Elmore Leonard is perhaps the most cinematic novelist writing in the English language. This is partly due to his usual subject matter—strong men and beautiful women on the edge of the law—but still more to the fact that his books read very nearly in real-time. Unlike most crime writers, for whom no physical or emotional detail is too small, Leonard has an extraordinary gift for concision: In any given scene he tells you just enough for the scene to play, and nothing more.
<?xml:namespace prefix = dsl />A woman and a man sit on a moonlit beach. She's a mobster's girlfriend, who shot him and absconded with $40,000. He's the private eye sent to bring her back. He's found her here, in Acapulco, and fallen for her. They kiss, and she pleads with him not to take her back: "I didn't know what I was doing. I didn't know anything except how much I hated him.
A few minutes into City of God, the narrator offers (in English-subtitled Portuguese) a pointed description of the sprawling slum outside Rio de Janeiro that gives the film its name: "There was no electricity, paved streets, or transportation. But for the rich and powerful our problems didn't matter." This introduction could easily have marked the beginning of a filmic diatribe about the plight of the poor in Brazil, an earnest work intended to inform but not entertain. Instead it marks the beginning of a glorious exercise in cinematic style.
It's hard to believe, but Mystic River is Clint Eastwood's twenty-fourth feature film as a director. Since his debut behind the camera (he was also in front of it) in Play Misty For Me in 1971, he has directed more movies than either Martin Scorcese or Steven Spielberg. Some are memorable (Unforgiven), some are awful (Absolute Power), and at least one is equal parts each (A Perfect World; if you've seen it, you know which part is which).
Ben Stiller has the rare distinction of starring in two of the funniest American films of the last decade, the Farrelly brothers' There's Something About Mary and David O. Russell's lesser known Flirting with Disaster. Stiller also has the rather more common distinction of starring in a lot of utter rubbish. It will probably come as no surprise that Along Came Polly, out on video this week, falls into the latter category. In Polly, Stiller plays Ruben Feffer, an insurance risk assessor who is predictably terrified of any risk in his personal life.
Editor's Note: This article has been corrected. If the last few years have taught us anything about the Oscars, it's that the Academy loves a glamorous actress in an unglamorous role. There was Hillary Swank's reverse drag act in 1999, Julia Robert's white-trash beauty queen in 2000, Halle Berry's inmate's widow in 2001, and Nicole Kidman's Pinocchio act in 2002.

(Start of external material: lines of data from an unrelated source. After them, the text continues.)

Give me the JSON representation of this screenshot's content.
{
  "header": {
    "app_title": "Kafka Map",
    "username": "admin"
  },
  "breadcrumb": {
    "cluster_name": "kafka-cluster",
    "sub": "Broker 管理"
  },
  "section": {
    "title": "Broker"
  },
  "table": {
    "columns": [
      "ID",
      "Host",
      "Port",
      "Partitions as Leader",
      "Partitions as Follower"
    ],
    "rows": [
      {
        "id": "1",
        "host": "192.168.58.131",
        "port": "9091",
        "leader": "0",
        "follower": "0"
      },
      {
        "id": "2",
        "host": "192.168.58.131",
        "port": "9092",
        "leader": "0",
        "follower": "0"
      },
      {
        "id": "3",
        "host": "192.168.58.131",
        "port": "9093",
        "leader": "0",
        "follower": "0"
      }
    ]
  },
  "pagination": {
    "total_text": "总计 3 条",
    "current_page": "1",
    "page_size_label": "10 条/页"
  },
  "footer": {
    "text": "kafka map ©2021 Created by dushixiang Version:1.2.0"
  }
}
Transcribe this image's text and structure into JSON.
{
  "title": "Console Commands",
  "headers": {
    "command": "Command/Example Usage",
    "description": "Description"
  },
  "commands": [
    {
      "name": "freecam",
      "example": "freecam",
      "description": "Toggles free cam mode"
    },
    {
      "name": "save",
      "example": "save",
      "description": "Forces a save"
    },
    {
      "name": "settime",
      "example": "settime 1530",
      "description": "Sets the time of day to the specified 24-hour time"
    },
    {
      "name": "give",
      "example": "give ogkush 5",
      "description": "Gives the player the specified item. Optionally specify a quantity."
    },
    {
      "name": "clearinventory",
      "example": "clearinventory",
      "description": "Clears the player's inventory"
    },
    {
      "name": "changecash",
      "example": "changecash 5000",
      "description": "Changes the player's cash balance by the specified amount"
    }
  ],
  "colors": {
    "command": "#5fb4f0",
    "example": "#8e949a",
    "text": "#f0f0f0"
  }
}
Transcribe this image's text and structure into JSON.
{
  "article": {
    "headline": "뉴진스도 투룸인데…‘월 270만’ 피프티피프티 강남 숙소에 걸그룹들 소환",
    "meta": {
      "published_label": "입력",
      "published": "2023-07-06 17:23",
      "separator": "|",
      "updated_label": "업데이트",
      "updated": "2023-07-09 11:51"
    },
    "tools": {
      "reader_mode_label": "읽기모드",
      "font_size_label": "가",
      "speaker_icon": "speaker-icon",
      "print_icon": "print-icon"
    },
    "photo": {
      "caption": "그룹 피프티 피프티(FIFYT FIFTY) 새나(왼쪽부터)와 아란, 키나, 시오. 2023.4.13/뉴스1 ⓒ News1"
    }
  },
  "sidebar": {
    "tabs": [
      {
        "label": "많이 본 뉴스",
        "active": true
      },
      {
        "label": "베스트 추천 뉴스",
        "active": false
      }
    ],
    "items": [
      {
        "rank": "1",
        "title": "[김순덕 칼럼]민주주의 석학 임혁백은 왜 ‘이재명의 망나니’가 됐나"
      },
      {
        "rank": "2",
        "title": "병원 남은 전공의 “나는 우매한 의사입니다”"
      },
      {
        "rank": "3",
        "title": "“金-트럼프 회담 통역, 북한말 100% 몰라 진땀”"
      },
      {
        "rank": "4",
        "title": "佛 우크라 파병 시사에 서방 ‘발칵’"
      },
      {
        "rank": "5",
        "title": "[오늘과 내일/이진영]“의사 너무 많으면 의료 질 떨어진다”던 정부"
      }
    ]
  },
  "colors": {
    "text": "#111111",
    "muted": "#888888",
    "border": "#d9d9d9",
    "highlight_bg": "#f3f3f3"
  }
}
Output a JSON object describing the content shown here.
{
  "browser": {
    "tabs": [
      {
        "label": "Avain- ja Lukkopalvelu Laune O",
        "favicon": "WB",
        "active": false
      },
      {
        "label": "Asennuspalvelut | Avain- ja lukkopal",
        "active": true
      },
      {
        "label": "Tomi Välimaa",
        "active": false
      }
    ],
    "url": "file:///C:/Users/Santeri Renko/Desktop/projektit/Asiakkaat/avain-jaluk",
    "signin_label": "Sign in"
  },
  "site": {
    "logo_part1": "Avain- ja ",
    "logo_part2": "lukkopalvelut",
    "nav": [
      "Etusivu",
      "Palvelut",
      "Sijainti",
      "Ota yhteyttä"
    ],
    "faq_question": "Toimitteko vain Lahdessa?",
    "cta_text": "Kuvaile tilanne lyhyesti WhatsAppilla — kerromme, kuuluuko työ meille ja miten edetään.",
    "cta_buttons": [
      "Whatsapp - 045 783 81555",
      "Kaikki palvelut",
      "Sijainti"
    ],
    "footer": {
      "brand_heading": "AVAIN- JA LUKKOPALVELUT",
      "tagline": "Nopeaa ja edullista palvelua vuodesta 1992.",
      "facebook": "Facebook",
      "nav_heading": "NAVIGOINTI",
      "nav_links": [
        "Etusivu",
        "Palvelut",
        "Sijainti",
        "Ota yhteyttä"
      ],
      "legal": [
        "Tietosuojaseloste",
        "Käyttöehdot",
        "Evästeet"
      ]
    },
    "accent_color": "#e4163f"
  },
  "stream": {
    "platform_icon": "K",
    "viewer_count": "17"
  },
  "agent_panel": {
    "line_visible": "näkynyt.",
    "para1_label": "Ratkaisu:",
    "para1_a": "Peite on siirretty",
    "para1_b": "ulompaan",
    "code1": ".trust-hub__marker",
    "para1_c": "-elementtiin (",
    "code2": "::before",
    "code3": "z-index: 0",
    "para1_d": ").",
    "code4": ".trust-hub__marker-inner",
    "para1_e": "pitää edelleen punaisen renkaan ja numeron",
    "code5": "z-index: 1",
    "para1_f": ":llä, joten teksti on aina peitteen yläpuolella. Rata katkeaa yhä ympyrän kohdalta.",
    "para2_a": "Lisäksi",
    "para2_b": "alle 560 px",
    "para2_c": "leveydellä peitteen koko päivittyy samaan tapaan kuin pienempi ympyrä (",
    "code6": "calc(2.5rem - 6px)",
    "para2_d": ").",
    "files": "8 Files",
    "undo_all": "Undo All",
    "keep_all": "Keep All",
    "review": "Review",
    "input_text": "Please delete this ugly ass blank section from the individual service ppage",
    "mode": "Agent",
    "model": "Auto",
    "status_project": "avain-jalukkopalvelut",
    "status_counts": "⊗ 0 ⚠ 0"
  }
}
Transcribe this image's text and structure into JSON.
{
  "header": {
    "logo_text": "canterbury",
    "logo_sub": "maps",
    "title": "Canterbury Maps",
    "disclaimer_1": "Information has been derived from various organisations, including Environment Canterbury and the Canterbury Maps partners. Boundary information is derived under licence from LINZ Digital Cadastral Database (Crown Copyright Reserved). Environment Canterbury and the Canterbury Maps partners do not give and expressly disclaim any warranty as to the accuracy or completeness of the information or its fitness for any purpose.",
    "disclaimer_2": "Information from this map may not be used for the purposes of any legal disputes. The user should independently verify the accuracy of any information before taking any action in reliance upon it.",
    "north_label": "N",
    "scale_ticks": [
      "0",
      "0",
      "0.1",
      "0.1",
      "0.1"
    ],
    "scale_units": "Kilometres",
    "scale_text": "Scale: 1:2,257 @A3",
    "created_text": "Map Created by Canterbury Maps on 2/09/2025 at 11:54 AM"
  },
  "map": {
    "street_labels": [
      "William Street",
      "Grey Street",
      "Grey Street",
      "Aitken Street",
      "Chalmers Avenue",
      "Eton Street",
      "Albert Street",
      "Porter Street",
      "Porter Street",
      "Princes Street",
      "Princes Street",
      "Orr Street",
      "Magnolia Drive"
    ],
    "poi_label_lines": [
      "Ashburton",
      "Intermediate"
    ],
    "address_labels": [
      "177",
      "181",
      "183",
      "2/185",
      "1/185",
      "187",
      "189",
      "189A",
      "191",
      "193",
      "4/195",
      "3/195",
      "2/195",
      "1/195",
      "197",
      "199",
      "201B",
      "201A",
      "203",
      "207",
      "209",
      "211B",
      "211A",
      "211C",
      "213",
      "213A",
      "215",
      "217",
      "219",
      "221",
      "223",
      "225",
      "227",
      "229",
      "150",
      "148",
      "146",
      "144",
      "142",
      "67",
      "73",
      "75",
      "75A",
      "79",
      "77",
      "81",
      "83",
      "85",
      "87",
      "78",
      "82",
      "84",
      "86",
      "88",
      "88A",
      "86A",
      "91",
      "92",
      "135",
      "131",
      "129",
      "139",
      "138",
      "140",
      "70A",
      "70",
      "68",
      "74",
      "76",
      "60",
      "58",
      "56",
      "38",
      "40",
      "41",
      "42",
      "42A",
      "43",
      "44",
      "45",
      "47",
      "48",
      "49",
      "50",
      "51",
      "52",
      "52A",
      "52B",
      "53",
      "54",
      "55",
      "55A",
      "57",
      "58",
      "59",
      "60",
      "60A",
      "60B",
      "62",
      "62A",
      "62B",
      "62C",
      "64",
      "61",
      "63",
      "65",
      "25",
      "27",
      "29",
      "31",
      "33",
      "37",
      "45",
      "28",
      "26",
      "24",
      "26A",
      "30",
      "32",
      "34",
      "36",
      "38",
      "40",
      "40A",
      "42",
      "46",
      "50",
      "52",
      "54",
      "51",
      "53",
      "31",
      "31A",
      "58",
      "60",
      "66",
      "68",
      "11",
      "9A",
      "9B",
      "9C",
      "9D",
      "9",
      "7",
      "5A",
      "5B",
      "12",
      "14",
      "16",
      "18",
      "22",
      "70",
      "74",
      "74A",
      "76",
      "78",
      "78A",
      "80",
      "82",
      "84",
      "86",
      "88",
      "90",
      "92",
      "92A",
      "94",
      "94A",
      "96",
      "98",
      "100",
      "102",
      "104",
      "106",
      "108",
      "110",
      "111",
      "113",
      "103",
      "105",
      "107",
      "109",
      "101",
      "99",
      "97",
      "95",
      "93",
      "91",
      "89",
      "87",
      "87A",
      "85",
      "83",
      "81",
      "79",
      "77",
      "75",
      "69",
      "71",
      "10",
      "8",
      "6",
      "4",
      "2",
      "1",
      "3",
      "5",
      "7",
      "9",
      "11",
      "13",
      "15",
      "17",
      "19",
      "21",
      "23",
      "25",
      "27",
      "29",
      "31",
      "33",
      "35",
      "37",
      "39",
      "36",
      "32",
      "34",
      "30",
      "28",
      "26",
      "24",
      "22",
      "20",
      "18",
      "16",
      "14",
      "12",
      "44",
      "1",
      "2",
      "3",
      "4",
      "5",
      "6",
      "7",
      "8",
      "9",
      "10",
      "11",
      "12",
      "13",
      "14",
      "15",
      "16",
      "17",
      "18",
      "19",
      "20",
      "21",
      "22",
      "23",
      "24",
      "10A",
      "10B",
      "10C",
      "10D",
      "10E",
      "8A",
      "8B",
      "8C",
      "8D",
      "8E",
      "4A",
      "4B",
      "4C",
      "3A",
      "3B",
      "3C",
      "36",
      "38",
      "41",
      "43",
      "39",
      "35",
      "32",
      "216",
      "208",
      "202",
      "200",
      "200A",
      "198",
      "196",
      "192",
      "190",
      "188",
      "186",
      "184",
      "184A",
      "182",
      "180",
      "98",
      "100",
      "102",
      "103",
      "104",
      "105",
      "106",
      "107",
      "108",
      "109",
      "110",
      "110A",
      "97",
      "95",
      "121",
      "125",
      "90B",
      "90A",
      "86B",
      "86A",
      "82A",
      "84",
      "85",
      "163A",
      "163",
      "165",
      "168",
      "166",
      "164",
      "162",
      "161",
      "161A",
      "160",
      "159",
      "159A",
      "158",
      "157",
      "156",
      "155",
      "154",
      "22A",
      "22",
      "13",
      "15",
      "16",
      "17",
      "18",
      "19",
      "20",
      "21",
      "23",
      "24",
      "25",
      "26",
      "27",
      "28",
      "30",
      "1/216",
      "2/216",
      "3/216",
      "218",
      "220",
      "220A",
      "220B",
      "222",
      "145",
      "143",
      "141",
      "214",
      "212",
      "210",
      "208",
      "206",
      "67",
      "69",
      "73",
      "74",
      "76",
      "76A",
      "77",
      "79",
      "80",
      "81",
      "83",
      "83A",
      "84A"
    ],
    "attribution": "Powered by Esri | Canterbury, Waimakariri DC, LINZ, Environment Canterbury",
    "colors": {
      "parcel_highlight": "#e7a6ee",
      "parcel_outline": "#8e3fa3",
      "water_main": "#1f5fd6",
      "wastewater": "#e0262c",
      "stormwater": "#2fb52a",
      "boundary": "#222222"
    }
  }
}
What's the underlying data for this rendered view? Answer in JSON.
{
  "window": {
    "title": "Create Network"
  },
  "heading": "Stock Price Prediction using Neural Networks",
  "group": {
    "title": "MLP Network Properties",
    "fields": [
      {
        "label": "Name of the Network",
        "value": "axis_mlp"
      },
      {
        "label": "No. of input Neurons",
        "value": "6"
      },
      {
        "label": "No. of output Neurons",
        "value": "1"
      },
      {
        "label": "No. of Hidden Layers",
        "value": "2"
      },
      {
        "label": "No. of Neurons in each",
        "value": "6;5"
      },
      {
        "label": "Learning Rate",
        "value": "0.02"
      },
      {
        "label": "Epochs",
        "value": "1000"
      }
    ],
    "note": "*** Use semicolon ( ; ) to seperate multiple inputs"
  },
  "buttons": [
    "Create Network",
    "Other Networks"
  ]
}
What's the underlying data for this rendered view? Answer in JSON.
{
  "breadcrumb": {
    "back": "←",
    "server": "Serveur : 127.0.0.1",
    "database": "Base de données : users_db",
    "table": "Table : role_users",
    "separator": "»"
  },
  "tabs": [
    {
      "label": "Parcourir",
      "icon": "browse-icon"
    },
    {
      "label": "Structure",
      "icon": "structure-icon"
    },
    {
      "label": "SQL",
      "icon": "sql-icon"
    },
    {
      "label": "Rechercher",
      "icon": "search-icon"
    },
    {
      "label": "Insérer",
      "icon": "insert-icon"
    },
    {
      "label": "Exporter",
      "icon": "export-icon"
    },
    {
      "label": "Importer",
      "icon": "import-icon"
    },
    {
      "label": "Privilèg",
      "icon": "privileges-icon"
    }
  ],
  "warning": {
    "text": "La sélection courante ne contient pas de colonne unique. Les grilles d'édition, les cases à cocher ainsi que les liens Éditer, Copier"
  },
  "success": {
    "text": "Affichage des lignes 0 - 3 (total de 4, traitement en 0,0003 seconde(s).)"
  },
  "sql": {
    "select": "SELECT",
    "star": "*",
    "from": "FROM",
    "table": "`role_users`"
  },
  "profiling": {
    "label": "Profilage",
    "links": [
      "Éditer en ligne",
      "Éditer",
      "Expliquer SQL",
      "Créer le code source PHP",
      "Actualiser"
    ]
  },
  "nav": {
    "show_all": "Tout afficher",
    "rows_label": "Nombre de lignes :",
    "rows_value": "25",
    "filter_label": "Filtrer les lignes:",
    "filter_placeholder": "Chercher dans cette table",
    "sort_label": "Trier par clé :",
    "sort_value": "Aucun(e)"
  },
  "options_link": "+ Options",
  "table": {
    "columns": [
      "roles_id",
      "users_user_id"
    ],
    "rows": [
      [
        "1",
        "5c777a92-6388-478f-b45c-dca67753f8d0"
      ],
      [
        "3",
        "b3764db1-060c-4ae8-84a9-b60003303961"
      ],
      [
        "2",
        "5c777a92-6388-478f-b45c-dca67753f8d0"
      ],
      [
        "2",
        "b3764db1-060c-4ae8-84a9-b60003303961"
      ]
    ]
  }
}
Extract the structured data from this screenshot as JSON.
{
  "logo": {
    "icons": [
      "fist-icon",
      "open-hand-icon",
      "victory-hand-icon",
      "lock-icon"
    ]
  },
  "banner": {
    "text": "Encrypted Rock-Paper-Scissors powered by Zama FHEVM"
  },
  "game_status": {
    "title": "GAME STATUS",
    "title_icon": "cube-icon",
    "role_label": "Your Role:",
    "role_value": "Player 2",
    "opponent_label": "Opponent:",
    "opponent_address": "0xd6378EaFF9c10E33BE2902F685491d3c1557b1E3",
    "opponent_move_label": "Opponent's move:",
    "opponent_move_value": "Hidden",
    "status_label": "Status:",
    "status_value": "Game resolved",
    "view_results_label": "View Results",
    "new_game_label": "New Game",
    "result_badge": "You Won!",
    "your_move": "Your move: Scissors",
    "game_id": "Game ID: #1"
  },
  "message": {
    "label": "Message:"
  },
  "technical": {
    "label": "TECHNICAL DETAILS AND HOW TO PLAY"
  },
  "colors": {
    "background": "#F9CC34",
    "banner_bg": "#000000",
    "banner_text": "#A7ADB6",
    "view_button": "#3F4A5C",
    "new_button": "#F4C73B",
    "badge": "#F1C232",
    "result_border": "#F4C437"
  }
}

Last week MGM released a "special edition" extended version of The Good, the Bad and the Ugly, Sergio Leone's classic spaghetti western from 1966. The concluding chapter of the "Dollars trilogy" (following on the heels of Fistful of Dollars and For A Few Dollars More), it involves the hunt by three ruthless men (Clint Eastwood, Eli Wallach, and Lee Van Cleef) for a hidden cache of gold coins in Civil War era Texas.
In the introduction to Home Movies I noted that, given the ascendance of video rental over theater attendance, movies are generally reviewed months before most people will see them. One exception, of course, is movies that aren't reviewed at all, having never been released theatrically. Ripley's Game, which Fine Line Features has put out on video after declining to distribute it to theaters, has not quite suffered this fate: A minor cause célèbre, it has gotten some attention in the press, and even enjoyed a three-night, sold out run in New York earlier this year.
Every now and then, a film comes along that clearly demonstrates how low our expectations for the medium have fallen: Give us a few laughs or thrills and avoid abject stupidities, and we'll probably be happy. Osama, the first film produced in post-Taliban Afghanistan, is a reminder that motion pictures can do more, that at their best they can transport us, with utter conviction, to a time and place far removed from our own. In this case the "time" in question is only a few years ago, before the toppling of the Taliban, but it might as easily be millennia.